Work to complete. Would you copy out the whole listing exactly as given?

Top of Input for this task

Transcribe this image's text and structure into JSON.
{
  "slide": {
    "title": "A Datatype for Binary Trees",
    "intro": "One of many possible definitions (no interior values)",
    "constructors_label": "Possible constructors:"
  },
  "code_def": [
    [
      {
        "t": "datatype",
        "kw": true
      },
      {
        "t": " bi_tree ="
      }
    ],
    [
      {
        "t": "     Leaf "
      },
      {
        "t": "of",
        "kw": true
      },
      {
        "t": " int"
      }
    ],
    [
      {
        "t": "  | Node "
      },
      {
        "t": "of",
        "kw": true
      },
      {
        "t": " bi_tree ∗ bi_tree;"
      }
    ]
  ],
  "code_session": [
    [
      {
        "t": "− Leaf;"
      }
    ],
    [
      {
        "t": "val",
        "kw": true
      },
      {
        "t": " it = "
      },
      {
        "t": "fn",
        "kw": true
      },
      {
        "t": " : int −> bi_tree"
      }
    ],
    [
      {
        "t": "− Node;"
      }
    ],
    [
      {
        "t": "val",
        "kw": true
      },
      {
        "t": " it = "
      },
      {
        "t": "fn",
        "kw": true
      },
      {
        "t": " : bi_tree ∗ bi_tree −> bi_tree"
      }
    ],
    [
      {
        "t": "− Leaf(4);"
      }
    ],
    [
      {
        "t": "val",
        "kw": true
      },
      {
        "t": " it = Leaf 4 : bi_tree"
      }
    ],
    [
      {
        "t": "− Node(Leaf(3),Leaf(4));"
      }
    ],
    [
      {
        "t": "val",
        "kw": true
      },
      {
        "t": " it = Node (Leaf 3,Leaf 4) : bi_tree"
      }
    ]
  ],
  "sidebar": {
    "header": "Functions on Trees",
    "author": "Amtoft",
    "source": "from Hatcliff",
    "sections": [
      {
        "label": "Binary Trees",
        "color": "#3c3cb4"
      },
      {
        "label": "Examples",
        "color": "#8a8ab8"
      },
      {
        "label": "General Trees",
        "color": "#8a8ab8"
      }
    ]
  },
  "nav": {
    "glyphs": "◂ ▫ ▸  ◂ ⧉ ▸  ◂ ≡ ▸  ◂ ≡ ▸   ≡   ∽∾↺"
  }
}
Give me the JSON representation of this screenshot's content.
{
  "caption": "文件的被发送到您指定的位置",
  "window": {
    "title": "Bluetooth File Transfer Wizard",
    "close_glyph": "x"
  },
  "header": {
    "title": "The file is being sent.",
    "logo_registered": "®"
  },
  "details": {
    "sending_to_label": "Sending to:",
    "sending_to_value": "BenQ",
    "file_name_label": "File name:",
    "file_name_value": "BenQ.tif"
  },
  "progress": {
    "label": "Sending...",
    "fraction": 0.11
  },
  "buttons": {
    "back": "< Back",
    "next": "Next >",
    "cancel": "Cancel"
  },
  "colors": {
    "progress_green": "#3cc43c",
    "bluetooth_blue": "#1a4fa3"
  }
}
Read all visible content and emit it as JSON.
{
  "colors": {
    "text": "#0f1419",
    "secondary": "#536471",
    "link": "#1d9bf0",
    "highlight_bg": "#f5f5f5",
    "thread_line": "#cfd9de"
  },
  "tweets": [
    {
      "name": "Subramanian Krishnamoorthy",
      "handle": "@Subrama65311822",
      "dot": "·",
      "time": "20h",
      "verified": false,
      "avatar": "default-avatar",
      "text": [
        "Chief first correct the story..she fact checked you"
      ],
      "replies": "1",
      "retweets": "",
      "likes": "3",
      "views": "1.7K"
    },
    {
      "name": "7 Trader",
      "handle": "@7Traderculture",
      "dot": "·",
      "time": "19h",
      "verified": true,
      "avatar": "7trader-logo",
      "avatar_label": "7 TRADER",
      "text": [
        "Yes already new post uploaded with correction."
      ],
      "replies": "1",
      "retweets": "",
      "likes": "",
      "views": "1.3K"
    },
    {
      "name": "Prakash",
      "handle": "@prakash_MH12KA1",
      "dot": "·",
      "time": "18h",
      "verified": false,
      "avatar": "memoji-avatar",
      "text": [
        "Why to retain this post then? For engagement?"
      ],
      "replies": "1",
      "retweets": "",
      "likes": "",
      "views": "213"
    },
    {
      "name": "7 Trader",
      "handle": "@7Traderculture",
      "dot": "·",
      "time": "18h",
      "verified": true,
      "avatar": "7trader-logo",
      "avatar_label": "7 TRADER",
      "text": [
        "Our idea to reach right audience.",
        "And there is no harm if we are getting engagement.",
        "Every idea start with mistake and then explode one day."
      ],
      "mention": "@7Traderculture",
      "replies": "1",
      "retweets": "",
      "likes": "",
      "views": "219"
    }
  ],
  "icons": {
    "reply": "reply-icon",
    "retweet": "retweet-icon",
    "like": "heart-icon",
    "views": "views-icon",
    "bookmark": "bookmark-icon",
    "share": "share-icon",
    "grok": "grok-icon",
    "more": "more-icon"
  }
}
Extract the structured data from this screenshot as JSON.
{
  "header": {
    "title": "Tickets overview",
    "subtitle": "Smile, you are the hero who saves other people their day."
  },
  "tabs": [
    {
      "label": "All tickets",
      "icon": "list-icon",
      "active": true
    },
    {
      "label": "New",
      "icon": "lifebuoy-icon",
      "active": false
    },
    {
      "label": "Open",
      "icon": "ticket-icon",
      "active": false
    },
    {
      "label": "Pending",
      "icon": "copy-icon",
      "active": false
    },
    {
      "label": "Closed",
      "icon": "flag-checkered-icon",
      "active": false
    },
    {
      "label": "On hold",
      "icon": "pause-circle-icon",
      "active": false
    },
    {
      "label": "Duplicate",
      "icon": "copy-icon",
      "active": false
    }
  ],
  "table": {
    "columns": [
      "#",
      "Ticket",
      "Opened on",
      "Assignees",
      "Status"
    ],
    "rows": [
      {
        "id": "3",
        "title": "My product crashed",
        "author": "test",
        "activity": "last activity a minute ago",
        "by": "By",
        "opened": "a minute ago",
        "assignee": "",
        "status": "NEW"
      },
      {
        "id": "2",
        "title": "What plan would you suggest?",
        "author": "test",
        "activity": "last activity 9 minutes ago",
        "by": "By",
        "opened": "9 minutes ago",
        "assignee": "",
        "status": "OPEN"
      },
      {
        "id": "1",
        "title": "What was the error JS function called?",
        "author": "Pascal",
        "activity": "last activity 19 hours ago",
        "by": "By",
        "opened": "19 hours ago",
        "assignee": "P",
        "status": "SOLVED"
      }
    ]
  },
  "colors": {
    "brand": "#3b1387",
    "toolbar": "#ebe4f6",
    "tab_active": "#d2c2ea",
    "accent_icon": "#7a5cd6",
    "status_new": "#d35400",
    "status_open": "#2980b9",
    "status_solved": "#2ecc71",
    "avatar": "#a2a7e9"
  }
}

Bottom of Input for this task

Response below.
Transcribe this image's text and structure into JSON.
{
  "slide": {
    "title": "A Datatype for Binary Trees",
    "intro": "One of many possible definitions (no interior values)",
    "constructors_label": "Possible constructors:"
  },
  "code_def": [
    [
      {
        "t": "datatype",
        "kw": true
      },
      {
        "t": " bi_tree ="
      }
    ],
    [
      {
        "t": "     Leaf "
      },
      {
        "t": "of",
        "kw": true
      },
      {
        "t": " int"
      }
    ],
    [
      {
        "t": "  | Node "
      },
      {
        "t": "of",
        "kw": true
      },
      {
        "t": " bi_tree ∗ bi_tree;"
      }
    ]
  ],
  "code_session": [
    [
      {
        "t": "− Leaf;"
      }
    ],
    [
      {
        "t": "val",
        "kw": true
      },
      {
        "t": " it = "
      },
      {
        "t": "fn",
        "kw": true
      },
      {
        "t": " : int −> bi_tree"
      }
    ],
    [
      {
        "t": "− Node;"
      }
    ],
    [
      {
        "t": "val",
        "kw": true
      },
      {
        "t": " it = "
      },
      {
        "t": "fn",
        "kw": true
      },
      {
        "t": " : bi_tree ∗ bi_tree −> bi_tree"
      }
    ],
    [
      {
        "t": "− Leaf(4);"
      }
    ],
    [
      {
        "t": "val",
        "kw": true
      },
      {
        "t": " it = Leaf 4 : bi_tree"
      }
    ],
    [
      {
        "t": "− Node(Leaf(3),Leaf(4));"
      }
    ],
    [
      {
        "t": "val",
        "kw": true
      },
      {
        "t": " it = Node (Leaf 3,Leaf 4) : bi_tree"
      }
    ]
  ],
  "sidebar": {
    "header": "Functions on Trees",
    "author": "Amtoft",
    "source": "from Hatcliff",
    "sections": [
      {
        "label": "Binary Trees",
        "color": "#3c3cb4"
      },
      {
        "label": "Examples",
        "color": "#8a8ab8"
      },
      {
        "label": "General Trees",
        "color": "#8a8ab8"
      }
    ]
  },
  "nav": {
    "glyphs": "◂ ▫ ▸  ◂ ⧉ ▸  ◂ ≡ ▸  ◂ ≡ ▸   ≡   ∽∾↺"
  }
}
Give me the JSON representation of this screenshot's content.
{
  "caption": "文件的被发送到您指定的位置",
  "window": {
    "title": "Bluetooth File Transfer Wizard",
    "close_glyph": "x"
  },
  "header": {
    "title": "The file is being sent.",
    "logo_registered": "®"
  },
  "details": {
    "sending_to_label": "Sending to:",
    "sending_to_value": "BenQ",
    "file_name_label": "File name:",
    "file_name_value": "BenQ.tif"
  },
  "progress": {
    "label": "Sending...",
    "fraction": 0.11
  },
  "buttons": {
    "back": "< Back",
    "next": "Next >",
    "cancel": "Cancel"
  },
  "colors": {
    "progress_green": "#3cc43c",
    "bluetooth_blue": "#1a4fa3"
  }
}
Read all visible content and emit it as JSON.
{
  "colors": {
    "text": "#0f1419",
    "secondary": "#536471",
    "link": "#1d9bf0",
    "highlight_bg": "#f5f5f5",
    "thread_line": "#cfd9de"
  },
  "tweets": [
    {
      "name": "Subramanian Krishnamoorthy",
      "handle": "@Subrama65311822",
      "dot": "·",
      "time": "20h",
      "verified": false,
      "avatar": "default-avatar",
      "text": [
        "Chief first correct the story..she fact checked you"
      ],
      "replies": "1",
      "retweets": "",
      "likes": "3",
      "views": "1.7K"
    },
    {
      "name": "7 Trader",
      "handle": "@7Traderculture",
      "dot": "·",
      "time": "19h",
      "verified": true,
      "avatar": "7trader-logo",
      "avatar_label": "7 TRADER",
      "text": [
        "Yes already new post uploaded with correction."
      ],
      "replies": "1",
      "retweets": "",
      "likes": "",
      "views": "1.3K"
    },
    {
      "name": "Prakash",
      "handle": "@prakash_MH12KA1",
      "dot": "·",
      "time": "18h",
      "verified": false,
      "avatar": "memoji-avatar",
      "text": [
        "Why to retain this post then? For engagement?"
      ],
      "replies": "1",
      "retweets": "",
      "likes": "",
      "views": "213"
    },
    {
      "name": "7 Trader",
      "handle": "@7Traderculture",
      "dot": "·",
      "time": "18h",
      "verified": true,
      "avatar": "7trader-logo",
      "avatar_label": "7 TRADER",
      "text": [
        "Our idea to reach right audience.",
        "And there is no harm if we are getting engagement.",
        "Every idea start with mistake and then explode one day."
      ],
      "mention": "@7Traderculture",
      "replies": "1",
      "retweets": "",
      "likes": "",
      "views": "219"
    }
  ],
  "icons": {
    "reply": "reply-icon",
    "retweet": "retweet-icon",
    "like": "heart-icon",
    "views": "views-icon",
    "bookmark": "bookmark-icon",
    "share": "share-icon",
    "grok": "grok-icon",
    "more": "more-icon"
  }
}
Extract the structured data from this screenshot as JSON.
{
  "header": {
    "title": "Tickets overview",
    "subtitle": "Smile, you are the hero who saves other people their day."
  },
  "tabs": [
    {
      "label": "All tickets",
      "icon": "list-icon",
      "active": true
    },
    {
      "label": "New",
      "icon": "lifebuoy-icon",
      "active": false
    },
    {
      "label": "Open",
      "icon": "ticket-icon",
      "active": false
    },
    {
      "label": "Pending",
      "icon": "copy-icon",
      "active": false
    },
    {
      "label": "Closed",
      "icon": "flag-checkered-icon",
      "active": false
    },
    {
      "label": "On hold",
      "icon": "pause-circle-icon",
      "active": false
    },
    {
      "label": "Duplicate",
      "icon": "copy-icon",
      "active": false
    }
  ],
  "table": {
    "columns": [
      "#",
      "Ticket",
      "Opened on",
      "Assignees",
      "Status"
    ],
    "rows": [
      {
        "id": "3",
        "title": "My product crashed",
        "author": "test",
        "activity": "last activity a minute ago",
        "by": "By",
        "opened": "a minute ago",
        "assignee": "",
        "status": "NEW"
      },
      {
        "id": "2",
        "title": "What plan would you suggest?",
        "author": "test",
        "activity": "last activity 9 minutes ago",
        "by": "By",
        "opened": "9 minutes ago",
        "assignee": "",
        "status": "OPEN"
      },
      {
        "id": "1",
        "title": "What was the error JS function called?",
        "author": "Pascal",
        "activity": "last activity 19 hours ago",
        "by": "By",
        "opened": "19 hours ago",
        "assignee": "P",
        "status": "SOLVED"
      }
    ]
  },
  "colors": {
    "brand": "#3b1387",
    "toolbar": "#ebe4f6",
    "tab_active": "#d2c2ea",
    "accent_icon": "#7a5cd6",
    "status_new": "#d35400",
    "status_open": "#2980b9",
    "status_solved": "#2ecc71",
    "avatar": "#a2a7e9"
  }
}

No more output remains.